• _What to do_: Write out the whole listing exactly; no images belong in it.

• _Information given_:
———

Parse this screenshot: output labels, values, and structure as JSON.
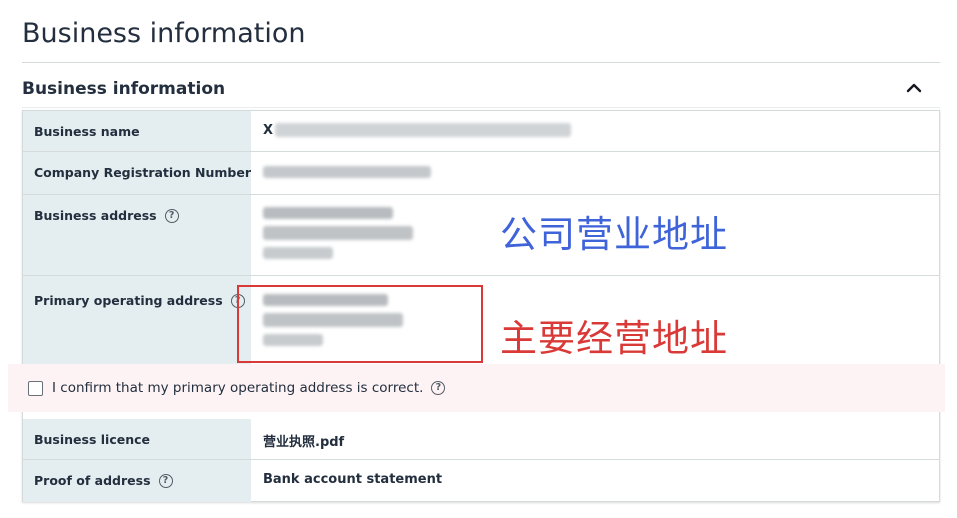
{
  "page": {
    "title": "Business information"
  },
  "section": {
    "title": "Business information",
    "collapse_icon": "chevron-up-icon"
  },
  "fields": {
    "business_name": {
      "label": "Business name",
      "value": "X"
    },
    "company_registration_number": {
      "label": "Company Registration Number",
      "value": ""
    },
    "business_address": {
      "label": "Business address"
    },
    "primary_operating_address": {
      "label": "Primary operating address"
    },
    "business_licence": {
      "label": "Business licence",
      "value": "营业执照.pdf"
    },
    "proof_of_address": {
      "label": "Proof of address",
      "value": "Bank account statement"
    }
  },
  "help_icon": "help-circle-icon",
  "confirm": {
    "text": "I confirm that my primary operating address is correct.",
    "checked": false
  },
  "annotations": {
    "business_address_note": "公司营业地址",
    "primary_address_note": "主要经营地址",
    "blue": "#3f63d8",
    "red": "#d93a37"
  },
  "colors": {
    "label_bg": "#e4eef0",
    "confirm_bg": "#fdf3f4",
    "heading": "#232f3e"
  }
}
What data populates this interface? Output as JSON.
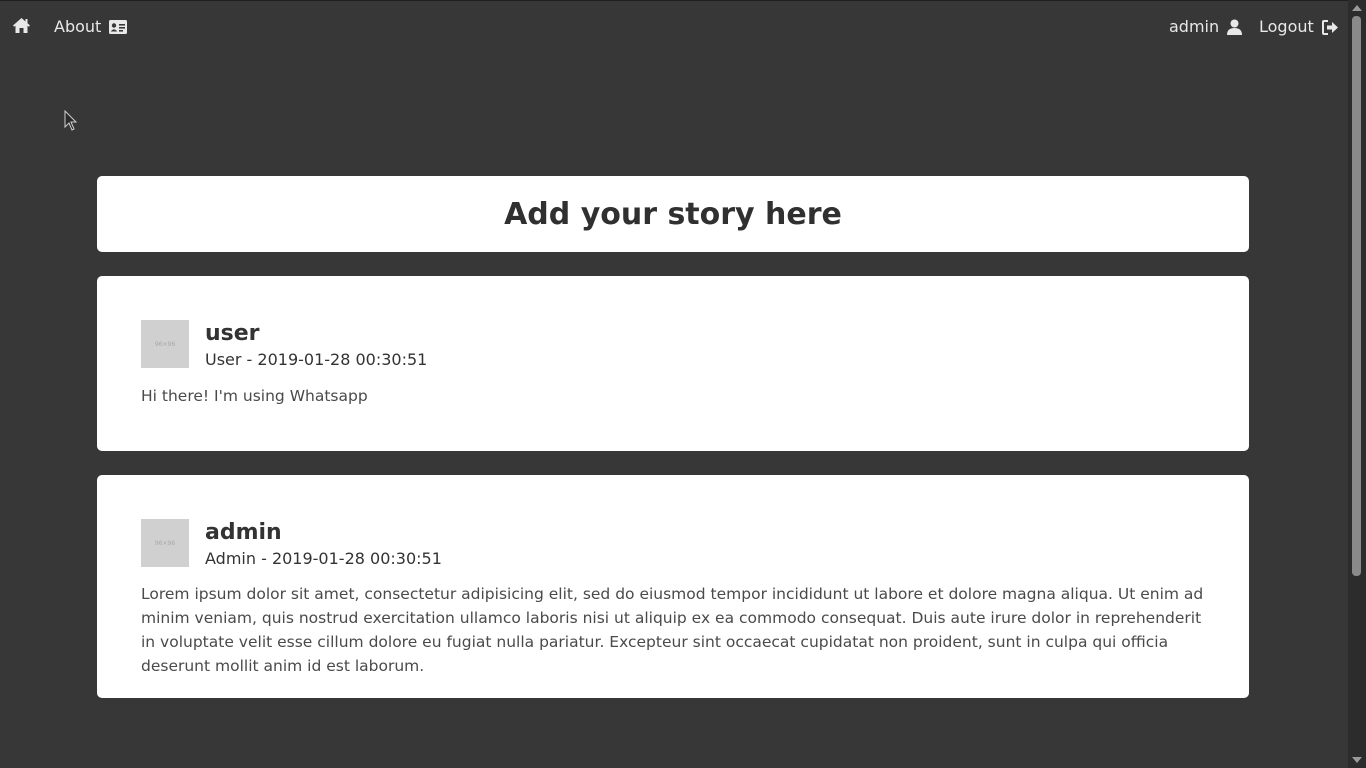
{
  "nav": {
    "about_label": "About",
    "user_label": "admin",
    "logout_label": "Logout"
  },
  "main": {
    "add_story_title": "Add your story here"
  },
  "stories": [
    {
      "username": "user",
      "role_date": "User - 2019-01-28 00:30:51",
      "text": "Hi there! I'm using Whatsapp",
      "avatar_text": "96×96"
    },
    {
      "username": "admin",
      "role_date": "Admin - 2019-01-28 00:30:51",
      "text": "Lorem ipsum dolor sit amet, consectetur adipisicing elit, sed do eiusmod tempor incididunt ut labore et dolore magna aliqua. Ut enim ad minim veniam, quis nostrud exercitation ullamco laboris nisi ut aliquip ex ea commodo consequat. Duis aute irure dolor in reprehenderit in voluptate velit esse cillum dolore eu fugiat nulla pariatur. Excepteur sint occaecat cupidatat non proident, sunt in culpa qui officia deserunt mollit anim id est laborum.",
      "avatar_text": "96×96"
    }
  ],
  "icons": {
    "home": "home-icon",
    "about": "id-card-icon",
    "user": "user-icon",
    "logout": "sign-out-icon"
  }
}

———

• _Exercise answer_:
Parse this screenshot: output labels, values, and structure as JSON.
{
  "page": {
    "title": "Business information"
  },
  "section": {
    "title": "Business information",
    "collapse_icon": "chevron-up-icon"
  },
  "fields": {
    "business_name": {
      "label": "Business name",
      "value": "X"
    },
    "company_registration_number": {
      "label": "Company Registration Number",
      "value": ""
    },
    "business_address": {
      "label": "Business address"
    },
    "primary_operating_address": {
      "label": "Primary operating address"
    },
    "business_licence": {
      "label": "Business licence",
      "value": "营业执照.pdf"
    },
    "proof_of_address": {
      "label": "Proof of address",
      "value": "Bank account statement"
    }
  },
  "help_icon": "help-circle-icon",
  "confirm": {
    "text": "I confirm that my primary operating address is correct.",
    "checked": false
  },
  "annotations": {
    "business_address_note": "公司营业地址",
    "primary_address_note": "主要经营地址",
    "blue": "#3f63d8",
    "red": "#d93a37"
  },
  "colors": {
    "label_bg": "#e4eef0",
    "confirm_bg": "#fdf3f4",
    "heading": "#232f3e"
  }
}
What data populates this interface? Output as JSON.
{
  "nav": {
    "about_label": "About",
    "user_label": "admin",
    "logout_label": "Logout"
  },
  "main": {
    "add_story_title": "Add your story here"
  },
  "stories": [
    {
      "username": "user",
      "role_date": "User - 2019-01-28 00:30:51",
      "text": "Hi there! I'm using Whatsapp",
      "avatar_text": "96×96"
    },
    {
      "username": "admin",
      "role_date": "Admin - 2019-01-28 00:30:51",
      "text": "Lorem ipsum dolor sit amet, consectetur adipisicing elit, sed do eiusmod tempor incididunt ut labore et dolore magna aliqua. Ut enim ad minim veniam, quis nostrud exercitation ullamco laboris nisi ut aliquip ex ea commodo consequat. Duis aute irure dolor in reprehenderit in voluptate velit esse cillum dolore eu fugiat nulla pariatur. Excepteur sint occaecat cupidatat non proident, sunt in culpa qui officia deserunt mollit anim id est laborum.",
      "avatar_text": "96×96"
    }
  ],
  "icons": {
    "home": "home-icon",
    "about": "id-card-icon",
    "user": "user-icon",
    "logout": "sign-out-icon"
  }
}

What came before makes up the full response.